### Data extract
------
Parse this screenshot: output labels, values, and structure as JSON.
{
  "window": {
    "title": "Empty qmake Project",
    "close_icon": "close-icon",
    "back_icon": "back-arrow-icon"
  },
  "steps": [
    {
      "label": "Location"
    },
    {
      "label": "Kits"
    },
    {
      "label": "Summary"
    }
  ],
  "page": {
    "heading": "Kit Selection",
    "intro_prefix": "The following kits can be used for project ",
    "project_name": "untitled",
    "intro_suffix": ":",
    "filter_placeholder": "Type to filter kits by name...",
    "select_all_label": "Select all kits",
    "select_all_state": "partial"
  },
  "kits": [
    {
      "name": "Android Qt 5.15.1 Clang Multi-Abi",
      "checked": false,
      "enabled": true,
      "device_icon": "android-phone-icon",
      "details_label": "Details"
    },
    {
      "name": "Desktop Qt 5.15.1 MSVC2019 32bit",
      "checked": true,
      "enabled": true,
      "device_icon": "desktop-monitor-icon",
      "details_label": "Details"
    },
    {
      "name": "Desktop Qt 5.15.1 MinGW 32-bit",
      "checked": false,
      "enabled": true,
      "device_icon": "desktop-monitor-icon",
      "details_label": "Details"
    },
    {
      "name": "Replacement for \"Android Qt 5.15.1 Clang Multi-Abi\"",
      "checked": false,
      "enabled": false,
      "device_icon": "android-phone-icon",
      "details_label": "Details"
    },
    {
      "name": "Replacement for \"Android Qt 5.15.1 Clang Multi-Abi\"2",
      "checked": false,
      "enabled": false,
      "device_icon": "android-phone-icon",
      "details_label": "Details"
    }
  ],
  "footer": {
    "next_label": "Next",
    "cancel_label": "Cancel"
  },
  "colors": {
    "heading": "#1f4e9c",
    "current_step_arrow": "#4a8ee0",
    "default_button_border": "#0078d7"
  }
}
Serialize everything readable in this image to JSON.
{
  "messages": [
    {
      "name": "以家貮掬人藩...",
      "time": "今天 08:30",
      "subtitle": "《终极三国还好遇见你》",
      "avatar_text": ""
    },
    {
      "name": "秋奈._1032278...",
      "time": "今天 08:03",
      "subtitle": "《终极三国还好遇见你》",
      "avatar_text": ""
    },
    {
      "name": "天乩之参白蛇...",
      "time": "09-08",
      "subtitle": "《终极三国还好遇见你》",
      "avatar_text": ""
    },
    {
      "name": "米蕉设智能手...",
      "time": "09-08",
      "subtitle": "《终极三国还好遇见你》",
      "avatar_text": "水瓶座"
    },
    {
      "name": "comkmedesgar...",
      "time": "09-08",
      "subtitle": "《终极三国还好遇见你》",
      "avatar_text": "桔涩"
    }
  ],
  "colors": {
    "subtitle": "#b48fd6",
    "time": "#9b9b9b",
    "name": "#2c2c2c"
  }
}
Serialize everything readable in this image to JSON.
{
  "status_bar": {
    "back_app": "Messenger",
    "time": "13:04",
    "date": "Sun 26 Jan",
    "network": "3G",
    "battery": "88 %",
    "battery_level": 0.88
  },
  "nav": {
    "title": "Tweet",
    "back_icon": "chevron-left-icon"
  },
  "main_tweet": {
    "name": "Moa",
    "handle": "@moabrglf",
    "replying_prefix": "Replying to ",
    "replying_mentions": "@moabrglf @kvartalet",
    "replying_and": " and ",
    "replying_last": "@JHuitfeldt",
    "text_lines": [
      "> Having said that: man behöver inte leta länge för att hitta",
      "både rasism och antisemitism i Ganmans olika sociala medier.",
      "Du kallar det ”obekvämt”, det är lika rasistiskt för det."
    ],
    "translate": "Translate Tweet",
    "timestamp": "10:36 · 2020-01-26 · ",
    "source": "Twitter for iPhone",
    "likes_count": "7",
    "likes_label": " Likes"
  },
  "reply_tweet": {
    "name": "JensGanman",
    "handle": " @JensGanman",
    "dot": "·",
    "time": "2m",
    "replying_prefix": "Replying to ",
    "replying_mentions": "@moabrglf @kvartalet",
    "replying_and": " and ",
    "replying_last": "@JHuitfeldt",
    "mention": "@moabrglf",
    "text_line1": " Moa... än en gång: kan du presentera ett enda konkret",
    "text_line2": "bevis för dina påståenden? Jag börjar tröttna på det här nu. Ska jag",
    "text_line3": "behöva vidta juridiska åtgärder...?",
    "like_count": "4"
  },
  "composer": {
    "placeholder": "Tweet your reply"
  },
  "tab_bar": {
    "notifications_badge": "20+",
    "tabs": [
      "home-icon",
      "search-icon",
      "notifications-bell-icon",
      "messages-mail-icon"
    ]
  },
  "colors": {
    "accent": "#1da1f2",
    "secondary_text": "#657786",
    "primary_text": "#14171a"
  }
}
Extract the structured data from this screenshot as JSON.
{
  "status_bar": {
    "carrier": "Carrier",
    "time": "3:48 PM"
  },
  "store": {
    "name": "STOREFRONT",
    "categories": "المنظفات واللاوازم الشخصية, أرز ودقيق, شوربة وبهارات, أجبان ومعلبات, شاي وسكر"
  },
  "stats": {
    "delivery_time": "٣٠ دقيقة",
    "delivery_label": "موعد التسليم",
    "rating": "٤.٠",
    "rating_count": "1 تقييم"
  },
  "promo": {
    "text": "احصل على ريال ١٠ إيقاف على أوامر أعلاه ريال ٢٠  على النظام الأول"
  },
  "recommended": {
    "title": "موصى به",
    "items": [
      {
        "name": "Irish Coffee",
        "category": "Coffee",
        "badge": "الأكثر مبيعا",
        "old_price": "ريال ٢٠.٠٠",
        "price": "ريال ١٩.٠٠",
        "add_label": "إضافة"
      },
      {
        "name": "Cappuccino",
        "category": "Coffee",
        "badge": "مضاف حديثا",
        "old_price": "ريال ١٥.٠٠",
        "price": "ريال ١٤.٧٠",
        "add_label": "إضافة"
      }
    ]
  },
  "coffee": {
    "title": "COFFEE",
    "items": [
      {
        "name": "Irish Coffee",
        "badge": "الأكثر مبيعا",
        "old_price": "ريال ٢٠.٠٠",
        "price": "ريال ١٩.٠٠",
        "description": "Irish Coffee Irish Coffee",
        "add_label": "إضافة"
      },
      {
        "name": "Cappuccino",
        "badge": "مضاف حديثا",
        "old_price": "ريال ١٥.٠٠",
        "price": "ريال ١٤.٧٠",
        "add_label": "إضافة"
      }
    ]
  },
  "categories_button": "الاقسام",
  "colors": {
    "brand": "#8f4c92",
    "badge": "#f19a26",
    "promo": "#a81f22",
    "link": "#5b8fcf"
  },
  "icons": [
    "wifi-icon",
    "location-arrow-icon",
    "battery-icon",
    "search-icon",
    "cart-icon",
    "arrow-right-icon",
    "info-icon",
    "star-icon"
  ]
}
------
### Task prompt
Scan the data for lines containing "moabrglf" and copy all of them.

### Answer section
    "handle": "@moabrglf",
    "replying_mentions": "@moabrglf @kvartalet",
    "replying_mentions": "@moabrglf @kvartalet",
    "mention": "@moabrglf",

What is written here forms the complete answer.